Go through the entries below. Copy out every line that contains "Open".

Exercise data: Begin

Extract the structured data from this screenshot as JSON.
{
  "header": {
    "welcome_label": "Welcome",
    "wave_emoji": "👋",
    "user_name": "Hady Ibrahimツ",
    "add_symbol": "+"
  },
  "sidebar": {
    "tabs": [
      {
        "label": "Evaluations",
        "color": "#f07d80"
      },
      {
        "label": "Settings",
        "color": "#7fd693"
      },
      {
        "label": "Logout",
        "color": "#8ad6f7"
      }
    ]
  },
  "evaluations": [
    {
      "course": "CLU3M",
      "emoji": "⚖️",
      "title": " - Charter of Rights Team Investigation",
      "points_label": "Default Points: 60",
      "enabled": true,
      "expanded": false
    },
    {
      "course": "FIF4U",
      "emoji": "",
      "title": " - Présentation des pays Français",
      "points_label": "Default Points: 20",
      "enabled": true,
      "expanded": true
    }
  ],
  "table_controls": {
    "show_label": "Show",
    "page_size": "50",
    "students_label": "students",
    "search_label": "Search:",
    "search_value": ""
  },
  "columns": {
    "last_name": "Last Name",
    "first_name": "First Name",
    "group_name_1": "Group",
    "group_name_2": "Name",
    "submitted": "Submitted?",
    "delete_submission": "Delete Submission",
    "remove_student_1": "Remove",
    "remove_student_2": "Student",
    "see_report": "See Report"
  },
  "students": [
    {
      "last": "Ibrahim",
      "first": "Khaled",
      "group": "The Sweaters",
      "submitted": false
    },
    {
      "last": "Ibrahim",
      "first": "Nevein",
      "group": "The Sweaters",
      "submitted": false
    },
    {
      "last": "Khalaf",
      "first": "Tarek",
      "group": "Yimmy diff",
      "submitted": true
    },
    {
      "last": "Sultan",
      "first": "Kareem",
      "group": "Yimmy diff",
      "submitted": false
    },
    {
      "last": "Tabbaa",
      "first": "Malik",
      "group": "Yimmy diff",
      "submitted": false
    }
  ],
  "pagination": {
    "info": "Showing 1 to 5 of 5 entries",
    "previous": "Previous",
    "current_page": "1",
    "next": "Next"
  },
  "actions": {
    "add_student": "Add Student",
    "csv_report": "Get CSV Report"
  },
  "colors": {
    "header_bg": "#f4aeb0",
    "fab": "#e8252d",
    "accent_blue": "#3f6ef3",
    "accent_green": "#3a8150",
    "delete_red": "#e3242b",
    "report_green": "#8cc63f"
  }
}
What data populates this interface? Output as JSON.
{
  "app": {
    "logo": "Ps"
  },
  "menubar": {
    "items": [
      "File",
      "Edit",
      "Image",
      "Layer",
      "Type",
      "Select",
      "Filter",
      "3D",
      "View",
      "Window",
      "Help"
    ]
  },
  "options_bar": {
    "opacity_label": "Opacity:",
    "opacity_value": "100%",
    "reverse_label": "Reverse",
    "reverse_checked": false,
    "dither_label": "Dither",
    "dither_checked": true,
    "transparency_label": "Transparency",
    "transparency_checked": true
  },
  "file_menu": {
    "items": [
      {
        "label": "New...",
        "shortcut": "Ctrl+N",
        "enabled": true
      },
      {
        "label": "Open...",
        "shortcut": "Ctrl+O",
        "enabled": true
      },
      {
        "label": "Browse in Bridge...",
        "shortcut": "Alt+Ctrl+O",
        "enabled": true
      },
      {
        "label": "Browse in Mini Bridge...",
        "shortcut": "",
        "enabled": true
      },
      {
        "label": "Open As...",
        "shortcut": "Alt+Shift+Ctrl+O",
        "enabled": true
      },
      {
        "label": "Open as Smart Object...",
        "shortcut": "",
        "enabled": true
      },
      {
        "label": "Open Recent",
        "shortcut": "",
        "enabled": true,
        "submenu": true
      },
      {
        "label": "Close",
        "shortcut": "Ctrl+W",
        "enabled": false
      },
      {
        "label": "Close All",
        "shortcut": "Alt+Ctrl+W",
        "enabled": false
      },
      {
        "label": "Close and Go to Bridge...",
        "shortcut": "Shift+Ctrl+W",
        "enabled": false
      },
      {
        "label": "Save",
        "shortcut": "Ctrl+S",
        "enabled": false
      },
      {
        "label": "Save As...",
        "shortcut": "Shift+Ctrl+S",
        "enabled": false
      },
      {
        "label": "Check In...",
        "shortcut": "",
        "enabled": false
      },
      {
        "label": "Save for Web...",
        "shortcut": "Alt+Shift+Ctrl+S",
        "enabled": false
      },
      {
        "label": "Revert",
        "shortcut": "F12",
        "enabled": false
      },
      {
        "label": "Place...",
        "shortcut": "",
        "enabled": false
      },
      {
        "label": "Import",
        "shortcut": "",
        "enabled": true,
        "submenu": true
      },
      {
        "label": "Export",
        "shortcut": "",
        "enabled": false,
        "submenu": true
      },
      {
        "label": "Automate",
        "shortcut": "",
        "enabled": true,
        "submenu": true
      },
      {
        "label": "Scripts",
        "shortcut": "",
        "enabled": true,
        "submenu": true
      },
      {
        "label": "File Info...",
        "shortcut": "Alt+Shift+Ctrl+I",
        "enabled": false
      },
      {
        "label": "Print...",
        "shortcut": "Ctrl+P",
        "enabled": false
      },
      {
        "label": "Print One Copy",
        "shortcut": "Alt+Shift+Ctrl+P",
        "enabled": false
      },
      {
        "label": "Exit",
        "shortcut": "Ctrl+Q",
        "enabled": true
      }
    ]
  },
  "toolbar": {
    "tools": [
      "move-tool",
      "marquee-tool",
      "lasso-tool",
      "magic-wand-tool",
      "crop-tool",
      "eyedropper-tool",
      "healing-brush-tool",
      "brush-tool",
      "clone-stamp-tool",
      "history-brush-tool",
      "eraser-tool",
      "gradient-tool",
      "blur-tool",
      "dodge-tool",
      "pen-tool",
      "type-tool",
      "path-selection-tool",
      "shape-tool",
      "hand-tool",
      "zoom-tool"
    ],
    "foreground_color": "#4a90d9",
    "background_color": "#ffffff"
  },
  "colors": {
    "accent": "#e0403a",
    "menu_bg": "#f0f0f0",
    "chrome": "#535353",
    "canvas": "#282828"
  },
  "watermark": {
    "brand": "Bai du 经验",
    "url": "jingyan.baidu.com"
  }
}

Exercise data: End

Solution to the problem:
        "label": "Open...",
        "label": "Open As...",
        "label": "Open as Smart Object...",
        "label": "Open Recent",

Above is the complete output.